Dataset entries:
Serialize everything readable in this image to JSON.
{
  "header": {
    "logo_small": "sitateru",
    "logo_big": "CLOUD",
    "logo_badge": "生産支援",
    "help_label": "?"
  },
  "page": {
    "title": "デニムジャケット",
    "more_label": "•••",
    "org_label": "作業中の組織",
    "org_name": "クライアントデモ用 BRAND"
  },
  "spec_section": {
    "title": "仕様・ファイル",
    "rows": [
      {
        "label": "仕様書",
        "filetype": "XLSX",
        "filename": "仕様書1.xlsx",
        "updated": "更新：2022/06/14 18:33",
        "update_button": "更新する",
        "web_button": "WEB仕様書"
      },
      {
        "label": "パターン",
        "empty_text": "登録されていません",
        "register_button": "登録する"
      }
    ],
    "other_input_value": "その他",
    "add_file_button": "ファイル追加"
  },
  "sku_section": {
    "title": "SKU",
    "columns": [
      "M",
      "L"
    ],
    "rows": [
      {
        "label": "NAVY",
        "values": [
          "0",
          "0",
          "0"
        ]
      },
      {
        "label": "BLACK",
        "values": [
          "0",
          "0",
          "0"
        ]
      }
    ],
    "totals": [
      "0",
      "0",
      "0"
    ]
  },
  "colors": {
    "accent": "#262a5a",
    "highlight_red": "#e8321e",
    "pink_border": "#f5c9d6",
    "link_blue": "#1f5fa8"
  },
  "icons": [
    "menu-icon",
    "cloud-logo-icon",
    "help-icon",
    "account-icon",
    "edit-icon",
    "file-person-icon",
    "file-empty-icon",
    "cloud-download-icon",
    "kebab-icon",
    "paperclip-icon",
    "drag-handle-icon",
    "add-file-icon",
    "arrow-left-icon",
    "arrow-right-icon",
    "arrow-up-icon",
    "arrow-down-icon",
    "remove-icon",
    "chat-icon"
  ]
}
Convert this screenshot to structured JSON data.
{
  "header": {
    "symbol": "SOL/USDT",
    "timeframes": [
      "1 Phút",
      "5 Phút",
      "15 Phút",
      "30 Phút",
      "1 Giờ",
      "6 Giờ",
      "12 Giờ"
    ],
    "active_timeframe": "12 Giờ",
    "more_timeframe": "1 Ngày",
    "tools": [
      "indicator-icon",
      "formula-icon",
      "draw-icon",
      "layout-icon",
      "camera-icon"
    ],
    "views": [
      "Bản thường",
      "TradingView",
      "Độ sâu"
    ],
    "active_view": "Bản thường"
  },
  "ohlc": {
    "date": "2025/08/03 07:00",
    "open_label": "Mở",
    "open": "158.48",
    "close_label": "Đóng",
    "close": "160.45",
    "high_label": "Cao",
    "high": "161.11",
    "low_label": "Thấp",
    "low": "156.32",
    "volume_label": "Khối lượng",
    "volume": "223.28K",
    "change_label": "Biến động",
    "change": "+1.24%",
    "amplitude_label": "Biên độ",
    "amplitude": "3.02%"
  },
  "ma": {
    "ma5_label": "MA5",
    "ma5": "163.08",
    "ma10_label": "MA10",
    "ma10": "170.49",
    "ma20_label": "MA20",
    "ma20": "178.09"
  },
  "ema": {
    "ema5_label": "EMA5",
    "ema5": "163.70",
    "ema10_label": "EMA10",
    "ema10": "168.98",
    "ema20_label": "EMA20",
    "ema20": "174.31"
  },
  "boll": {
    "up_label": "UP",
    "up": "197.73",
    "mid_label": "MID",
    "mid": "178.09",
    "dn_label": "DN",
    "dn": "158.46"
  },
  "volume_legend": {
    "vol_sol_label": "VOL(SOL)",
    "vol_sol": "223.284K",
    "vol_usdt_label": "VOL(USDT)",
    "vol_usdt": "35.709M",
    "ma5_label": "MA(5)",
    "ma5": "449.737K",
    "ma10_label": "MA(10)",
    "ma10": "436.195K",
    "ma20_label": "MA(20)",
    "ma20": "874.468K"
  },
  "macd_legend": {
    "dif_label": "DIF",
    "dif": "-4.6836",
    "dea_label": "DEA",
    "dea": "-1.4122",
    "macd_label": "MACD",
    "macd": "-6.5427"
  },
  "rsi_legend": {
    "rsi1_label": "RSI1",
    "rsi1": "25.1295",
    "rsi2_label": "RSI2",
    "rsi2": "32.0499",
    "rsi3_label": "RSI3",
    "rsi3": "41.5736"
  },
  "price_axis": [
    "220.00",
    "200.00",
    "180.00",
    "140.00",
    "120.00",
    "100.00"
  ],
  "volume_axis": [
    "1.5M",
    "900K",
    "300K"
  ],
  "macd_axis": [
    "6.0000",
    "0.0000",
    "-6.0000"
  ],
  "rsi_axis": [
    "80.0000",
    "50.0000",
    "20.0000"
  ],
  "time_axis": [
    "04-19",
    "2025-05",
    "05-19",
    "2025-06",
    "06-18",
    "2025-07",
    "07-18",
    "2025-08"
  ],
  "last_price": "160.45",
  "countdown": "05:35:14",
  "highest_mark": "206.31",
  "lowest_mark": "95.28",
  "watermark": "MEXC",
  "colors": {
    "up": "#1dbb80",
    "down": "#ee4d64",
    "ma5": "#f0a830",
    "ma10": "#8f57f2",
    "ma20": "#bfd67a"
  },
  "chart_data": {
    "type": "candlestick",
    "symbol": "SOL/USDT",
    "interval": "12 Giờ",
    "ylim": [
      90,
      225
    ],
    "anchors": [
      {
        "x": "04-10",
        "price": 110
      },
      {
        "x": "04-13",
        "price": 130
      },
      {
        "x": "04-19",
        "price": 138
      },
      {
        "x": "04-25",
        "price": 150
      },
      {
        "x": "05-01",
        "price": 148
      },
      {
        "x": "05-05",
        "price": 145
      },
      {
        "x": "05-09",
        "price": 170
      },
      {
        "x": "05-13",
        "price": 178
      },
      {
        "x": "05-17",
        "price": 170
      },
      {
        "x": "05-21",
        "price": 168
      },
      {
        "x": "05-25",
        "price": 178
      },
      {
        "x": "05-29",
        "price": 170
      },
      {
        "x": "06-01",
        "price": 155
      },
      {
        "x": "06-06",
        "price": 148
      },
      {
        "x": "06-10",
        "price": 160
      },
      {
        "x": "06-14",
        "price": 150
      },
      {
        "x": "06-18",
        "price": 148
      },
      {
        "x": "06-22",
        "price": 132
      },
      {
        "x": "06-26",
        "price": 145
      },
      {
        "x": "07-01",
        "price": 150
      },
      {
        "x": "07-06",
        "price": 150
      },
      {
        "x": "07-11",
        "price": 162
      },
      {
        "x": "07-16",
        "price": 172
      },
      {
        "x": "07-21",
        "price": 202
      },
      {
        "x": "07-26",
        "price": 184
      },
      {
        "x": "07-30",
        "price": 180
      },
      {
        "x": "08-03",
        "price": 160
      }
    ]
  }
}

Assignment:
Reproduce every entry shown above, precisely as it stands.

Exercise answer:
Serialize everything readable in this image to JSON.
{
  "header": {
    "logo_small": "sitateru",
    "logo_big": "CLOUD",
    "logo_badge": "生産支援",
    "help_label": "?"
  },
  "page": {
    "title": "デニムジャケット",
    "more_label": "•••",
    "org_label": "作業中の組織",
    "org_name": "クライアントデモ用 BRAND"
  },
  "spec_section": {
    "title": "仕様・ファイル",
    "rows": [
      {
        "label": "仕様書",
        "filetype": "XLSX",
        "filename": "仕様書1.xlsx",
        "updated": "更新：2022/06/14 18:33",
        "update_button": "更新する",
        "web_button": "WEB仕様書"
      },
      {
        "label": "パターン",
        "empty_text": "登録されていません",
        "register_button": "登録する"
      }
    ],
    "other_input_value": "その他",
    "add_file_button": "ファイル追加"
  },
  "sku_section": {
    "title": "SKU",
    "columns": [
      "M",
      "L"
    ],
    "rows": [
      {
        "label": "NAVY",
        "values": [
          "0",
          "0",
          "0"
        ]
      },
      {
        "label": "BLACK",
        "values": [
          "0",
          "0",
          "0"
        ]
      }
    ],
    "totals": [
      "0",
      "0",
      "0"
    ]
  },
  "colors": {
    "accent": "#262a5a",
    "highlight_red": "#e8321e",
    "pink_border": "#f5c9d6",
    "link_blue": "#1f5fa8"
  },
  "icons": [
    "menu-icon",
    "cloud-logo-icon",
    "help-icon",
    "account-icon",
    "edit-icon",
    "file-person-icon",
    "file-empty-icon",
    "cloud-download-icon",
    "kebab-icon",
    "paperclip-icon",
    "drag-handle-icon",
    "add-file-icon",
    "arrow-left-icon",
    "arrow-right-icon",
    "arrow-up-icon",
    "arrow-down-icon",
    "remove-icon",
    "chat-icon"
  ]
}
Convert this screenshot to structured JSON data.
{
  "header": {
    "symbol": "SOL/USDT",
    "timeframes": [
      "1 Phút",
      "5 Phút",
      "15 Phút",
      "30 Phút",
      "1 Giờ",
      "6 Giờ",
      "12 Giờ"
    ],
    "active_timeframe": "12 Giờ",
    "more_timeframe": "1 Ngày",
    "tools": [
      "indicator-icon",
      "formula-icon",
      "draw-icon",
      "layout-icon",
      "camera-icon"
    ],
    "views": [
      "Bản thường",
      "TradingView",
      "Độ sâu"
    ],
    "active_view": "Bản thường"
  },
  "ohlc": {
    "date": "2025/08/03 07:00",
    "open_label": "Mở",
    "open": "158.48",
    "close_label": "Đóng",
    "close": "160.45",
    "high_label": "Cao",
    "high": "161.11",
    "low_label": "Thấp",
    "low": "156.32",
    "volume_label": "Khối lượng",
    "volume": "223.28K",
    "change_label": "Biến động",
    "change": "+1.24%",
    "amplitude_label": "Biên độ",
    "amplitude": "3.02%"
  },
  "ma": {
    "ma5_label": "MA5",
    "ma5": "163.08",
    "ma10_label": "MA10",
    "ma10": "170.49",
    "ma20_label": "MA20",
    "ma20": "178.09"
  },
  "ema": {
    "ema5_label": "EMA5",
    "ema5": "163.70",
    "ema10_label": "EMA10",
    "ema10": "168.98",
    "ema20_label": "EMA20",
    "ema20": "174.31"
  },
  "boll": {
    "up_label": "UP",
    "up": "197.73",
    "mid_label": "MID",
    "mid": "178.09",
    "dn_label": "DN",
    "dn": "158.46"
  },
  "volume_legend": {
    "vol_sol_label": "VOL(SOL)",
    "vol_sol": "223.284K",
    "vol_usdt_label": "VOL(USDT)",
    "vol_usdt": "35.709M",
    "ma5_label": "MA(5)",
    "ma5": "449.737K",
    "ma10_label": "MA(10)",
    "ma10": "436.195K",
    "ma20_label": "MA(20)",
    "ma20": "874.468K"
  },
  "macd_legend": {
    "dif_label": "DIF",
    "dif": "-4.6836",
    "dea_label": "DEA",
    "dea": "-1.4122",
    "macd_label": "MACD",
    "macd": "-6.5427"
  },
  "rsi_legend": {
    "rsi1_label": "RSI1",
    "rsi1": "25.1295",
    "rsi2_label": "RSI2",
    "rsi2": "32.0499",
    "rsi3_label": "RSI3",
    "rsi3": "41.5736"
  },
  "price_axis": [
    "220.00",
    "200.00",
    "180.00",
    "140.00",
    "120.00",
    "100.00"
  ],
  "volume_axis": [
    "1.5M",
    "900K",
    "300K"
  ],
  "macd_axis": [
    "6.0000",
    "0.0000",
    "-6.0000"
  ],
  "rsi_axis": [
    "80.0000",
    "50.0000",
    "20.0000"
  ],
  "time_axis": [
    "04-19",
    "2025-05",
    "05-19",
    "2025-06",
    "06-18",
    "2025-07",
    "07-18",
    "2025-08"
  ],
  "last_price": "160.45",
  "countdown": "05:35:14",
  "highest_mark": "206.31",
  "lowest_mark": "95.28",
  "watermark": "MEXC",
  "colors": {
    "up": "#1dbb80",
    "down": "#ee4d64",
    "ma5": "#f0a830",
    "ma10": "#8f57f2",
    "ma20": "#bfd67a"
  },
  "chart_data": {
    "type": "candlestick",
    "symbol": "SOL/USDT",
    "interval": "12 Giờ",
    "ylim": [
      90,
      225
    ],
    "anchors": [
      {
        "x": "04-10",
        "price": 110
      },
      {
        "x": "04-13",
        "price": 130
      },
      {
        "x": "04-19",
        "price": 138
      },
      {
        "x": "04-25",
        "price": 150
      },
      {
        "x": "05-01",
        "price": 148
      },
      {
        "x": "05-05",
        "price": 145
      },
      {
        "x": "05-09",
        "price": 170
      },
      {
        "x": "05-13",
        "price": 178
      },
      {
        "x": "05-17",
        "price": 170
      },
      {
        "x": "05-21",
        "price": 168
      },
      {
        "x": "05-25",
        "price": 178
      },
      {
        "x": "05-29",
        "price": 170
      },
      {
        "x": "06-01",
        "price": 155
      },
      {
        "x": "06-06",
        "price": 148
      },
      {
        "x": "06-10",
        "price": 160
      },
      {
        "x": "06-14",
        "price": 150
      },
      {
        "x": "06-18",
        "price": 148
      },
      {
        "x": "06-22",
        "price": 132
      },
      {
        "x": "06-26",
        "price": 145
      },
      {
        "x": "07-01",
        "price": 150
      },
      {
        "x": "07-06",
        "price": 150
      },
      {
        "x": "07-11",
        "price": 162
      },
      {
        "x": "07-16",
        "price": 172
      },
      {
        "x": "07-21",
        "price": 202
      },
      {
        "x": "07-26",
        "price": 184
      },
      {
        "x": "07-30",
        "price": 180
      },
      {
        "x": "08-03",
        "price": 160
      }
    ]
  }
}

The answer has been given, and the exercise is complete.